The special exhibitions at Patan Museum not only showcase religious artifacts but also emphasize the cultural significance of Hinduism and Buddhism. Through these displays, you can gain a deeper understanding of the beliefs, rituals, and practices that shape the lives of Nepali people.

As you explore the special exhibitions, you will encounter a diverse range of artifacts that represent the artistic expressions of different periods in Nepal's history. From ancient sculptures to contemporary paintings, each piece contributes to the tapestry of Nepali art, adding to its richness and diversity.

Visitor Information

To ensure a smooth and informative visit, it is important to familiarize yourself with the visitor information for Patan Museum. Located in the city of Patan, Nepal, this museum offers a unique opportunity to explore the rich cultural heritage of the region. The museum is open from 10 am to 5 pm, except on Tuesdays and public holidays. So, it is advisable to plan your visit accordingly.

To enter the museum and explore its exhibits, there is an admission fee of $5 for adults. This fee allows you to delve into the fascinating world of ancient artifacts and gain insights into the living traditions of Hinduism and Buddhism. To enhance your experience, guided tours are available, providing a deeper understanding of the exhibits and their historical significance.

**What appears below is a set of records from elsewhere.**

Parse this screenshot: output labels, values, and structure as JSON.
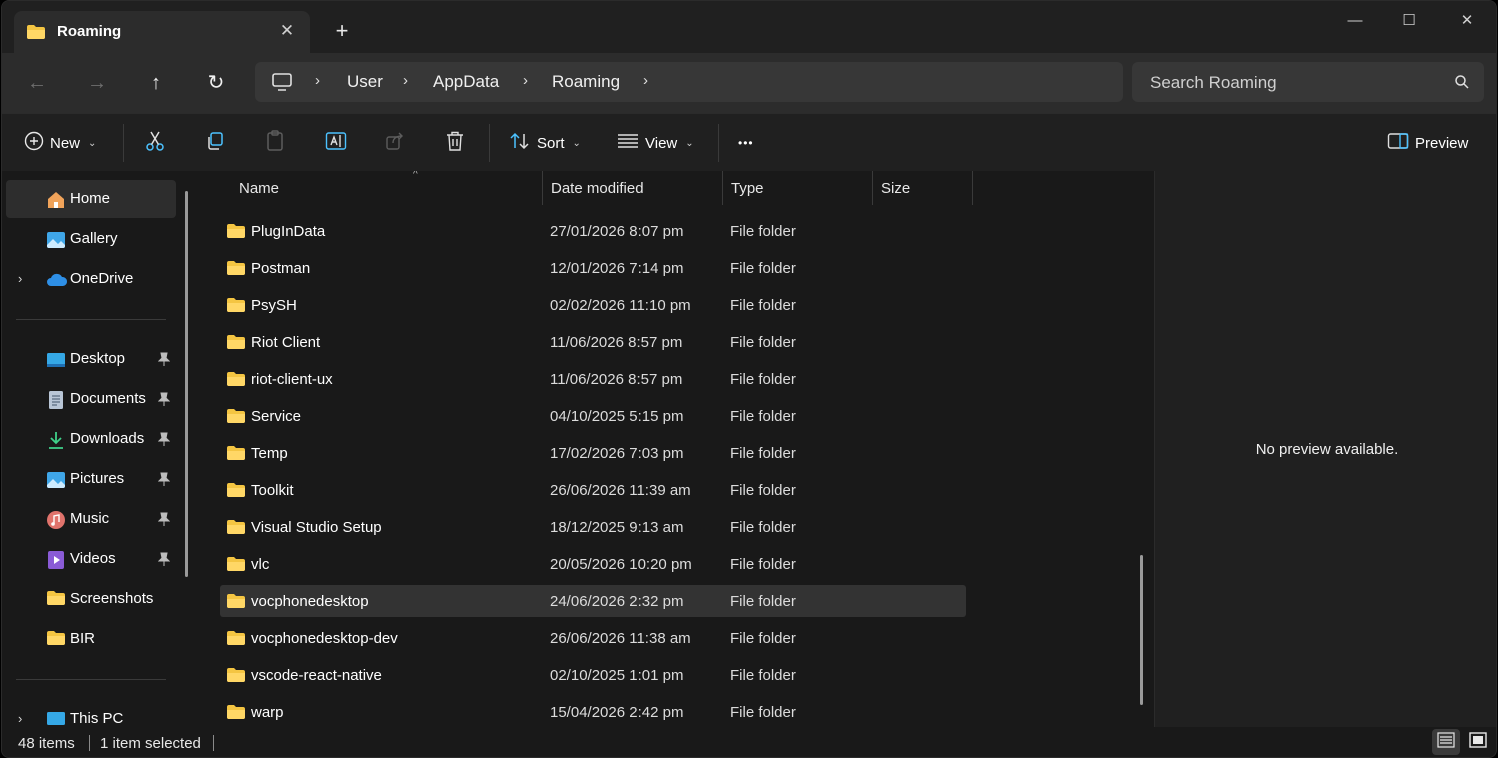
{
  "tab": {
    "title": "Roaming",
    "close_glyph": "✕",
    "new_tab_glyph": "+"
  },
  "window_controls": {
    "minimize": "—",
    "maximize": "☐",
    "close": "✕"
  },
  "nav": {
    "back": "←",
    "forward": "→",
    "up": "↑",
    "refresh": "↻"
  },
  "breadcrumb": {
    "sep": "›",
    "items": [
      "User",
      "AppData",
      "Roaming"
    ]
  },
  "search": {
    "placeholder": "Search Roaming"
  },
  "toolbar": {
    "new_label": "New",
    "sort_label": "Sort",
    "view_label": "View",
    "more_glyph": "•••",
    "preview_label": "Preview",
    "caret": "⌄"
  },
  "sidebar": {
    "expander": "›",
    "items": [
      {
        "label": "Home",
        "icon": "home-icon"
      },
      {
        "label": "Gallery",
        "icon": "gallery-icon"
      },
      {
        "label": "OneDrive",
        "icon": "cloud-icon"
      },
      {
        "label": "Desktop",
        "icon": "desktop-icon"
      },
      {
        "label": "Documents",
        "icon": "documents-icon"
      },
      {
        "label": "Downloads",
        "icon": "download-icon"
      },
      {
        "label": "Pictures",
        "icon": "pictures-icon"
      },
      {
        "label": "Music",
        "icon": "music-icon"
      },
      {
        "label": "Videos",
        "icon": "videos-icon"
      },
      {
        "label": "Screenshots",
        "icon": "folder-icon"
      },
      {
        "label": "BIR",
        "icon": "folder-icon"
      },
      {
        "label": "This PC",
        "icon": "pc-icon"
      }
    ]
  },
  "columns": {
    "name": "Name",
    "date": "Date modified",
    "type": "Type",
    "size": "Size",
    "sort_glyph": "^"
  },
  "files": [
    {
      "name": "PlugInData",
      "date": "27/01/2026 8:07 pm",
      "type": "File folder"
    },
    {
      "name": "Postman",
      "date": "12/01/2026 7:14 pm",
      "type": "File folder"
    },
    {
      "name": "PsySH",
      "date": "02/02/2026 11:10 pm",
      "type": "File folder"
    },
    {
      "name": "Riot Client",
      "date": "11/06/2026 8:57 pm",
      "type": "File folder"
    },
    {
      "name": "riot-client-ux",
      "date": "11/06/2026 8:57 pm",
      "type": "File folder"
    },
    {
      "name": "Service",
      "date": "04/10/2025 5:15 pm",
      "type": "File folder"
    },
    {
      "name": "Temp",
      "date": "17/02/2026 7:03 pm",
      "type": "File folder"
    },
    {
      "name": "Toolkit",
      "date": "26/06/2026 11:39 am",
      "type": "File folder"
    },
    {
      "name": "Visual Studio Setup",
      "date": "18/12/2025 9:13 am",
      "type": "File folder"
    },
    {
      "name": "vlc",
      "date": "20/05/2026 10:20 pm",
      "type": "File folder"
    },
    {
      "name": "vocphonedesktop",
      "date": "24/06/2026 2:32 pm",
      "type": "File folder"
    },
    {
      "name": "vocphonedesktop-dev",
      "date": "26/06/2026 11:38 am",
      "type": "File folder"
    },
    {
      "name": "vscode-react-native",
      "date": "02/10/2025 1:01 pm",
      "type": "File folder"
    },
    {
      "name": "warp",
      "date": "15/04/2026 2:42 pm",
      "type": "File folder"
    }
  ],
  "preview": {
    "message": "No preview available."
  },
  "status": {
    "count": "48 items",
    "selection": "1 item selected"
  },
  "colors": {
    "folder": "#F4C542",
    "accent": "#4CC2FF"
  }
}
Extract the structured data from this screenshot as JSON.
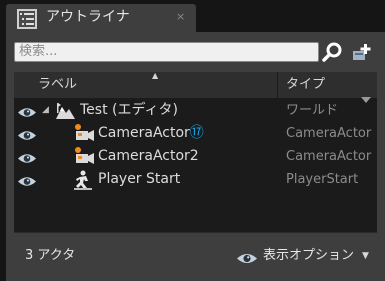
{
  "tab": {
    "title": "アウトライナ",
    "close": "×",
    "icon": "outliner-list-icon"
  },
  "search": {
    "placeholder": "検索...",
    "icon": "search-icon",
    "add_icon": "add-filter-icon"
  },
  "columns": {
    "label": "ラベル",
    "sort_indicator": "▲",
    "type": "タイプ",
    "menu_icon": "column-menu-icon"
  },
  "rows": [
    {
      "name": "Test (エディタ)",
      "badge": "",
      "type": "ワールド",
      "icon": "world-icon",
      "expanded": true
    },
    {
      "name": "CameraActor",
      "badge": "⑰",
      "type": "CameraActor",
      "icon": "camera-actor-icon"
    },
    {
      "name": "CameraActor2",
      "badge": "",
      "type": "CameraActor",
      "icon": "camera-actor-icon"
    },
    {
      "name": "Player Start",
      "badge": "",
      "type": "PlayerStart",
      "icon": "player-start-icon"
    }
  ],
  "footer": {
    "actor_count": "3 アクタ",
    "view_options": "表示オプション",
    "view_options_caret": "▼"
  },
  "colors": {
    "panel_bg": "#3e3e3e",
    "list_bg": "#1b1b1b",
    "accent_badge": "#1aa7ec",
    "eye_icon": "#c4d2de",
    "camera_orange": "#f08a1c"
  }
}
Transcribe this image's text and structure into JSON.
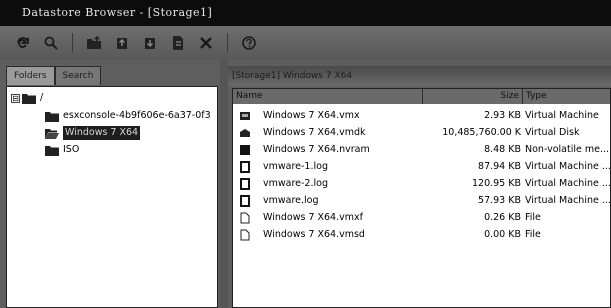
{
  "window": {
    "title": "Datastore Browser - [Storage1]"
  },
  "toolbar": {
    "buttons": [
      {
        "icon": "refresh-icon"
      },
      {
        "icon": "search-icon"
      },
      {
        "icon": "new-folder-icon"
      },
      {
        "icon": "upload-icon"
      },
      {
        "icon": "download-icon"
      },
      {
        "icon": "copy-icon"
      },
      {
        "icon": "delete-icon"
      },
      {
        "icon": "help-icon"
      }
    ]
  },
  "left": {
    "tabs": [
      {
        "label": "Folders"
      },
      {
        "label": "Search"
      }
    ],
    "tree": {
      "root": {
        "expander": "⊟",
        "label": "/"
      },
      "items": [
        {
          "label": "esxconsole-4b9f606e-6a37-0f3"
        },
        {
          "label": "Windows 7 X64"
        },
        {
          "label": "ISO"
        }
      ]
    }
  },
  "right": {
    "path": "[Storage1] Windows 7 X64",
    "columns": {
      "name": "Name",
      "size": "Size",
      "type": "Type"
    },
    "files": [
      {
        "icon": "vm-config-icon",
        "name": "Windows 7 X64.vmx",
        "size": "2.93 KB",
        "type": "Virtual Machine"
      },
      {
        "icon": "virtual-disk-icon",
        "name": "Windows 7 X64.vmdk",
        "size": "10,485,760.00 K",
        "type": "Virtual Disk"
      },
      {
        "icon": "nvram-icon",
        "name": "Windows 7 X64.nvram",
        "size": "8.48 KB",
        "type": "Non-volatile me..."
      },
      {
        "icon": "log-file-icon",
        "name": "vmware-1.log",
        "size": "87.94 KB",
        "type": "Virtual Machine ..."
      },
      {
        "icon": "log-file-icon",
        "name": "vmware-2.log",
        "size": "120.95 KB",
        "type": "Virtual Machine ..."
      },
      {
        "icon": "log-file-icon",
        "name": "vmware.log",
        "size": "57.93 KB",
        "type": "Virtual Machine ..."
      },
      {
        "icon": "file-icon",
        "name": "Windows 7 X64.vmxf",
        "size": "0.26 KB",
        "type": "File"
      },
      {
        "icon": "file-icon",
        "name": "Windows 7 X64.vmsd",
        "size": "0.00 KB",
        "type": "File"
      }
    ]
  }
}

While exploring the museum, photography is permitted. However, it is important to adhere to the rules and refrain from using flash, as it can damage the delicate artifacts. By capturing these moments without flash, you can create lasting memories of your visit.

In addition to the photography rules, it is essential to be aware of the museum's opening hours and public holidays. By planning your visit accordingly, you can make the most of your time at Patan Museum and avoid any inconvenience.

To further support the preservation and maintenance of this cultural gem, there is an exploration fee that goes towards the upkeep of the museum and its exhibits. This fee not only allows you to enjoy an enriching experience but also contributes to the preservation of Nepal's cultural heritage for future generations to appreciate and learn from.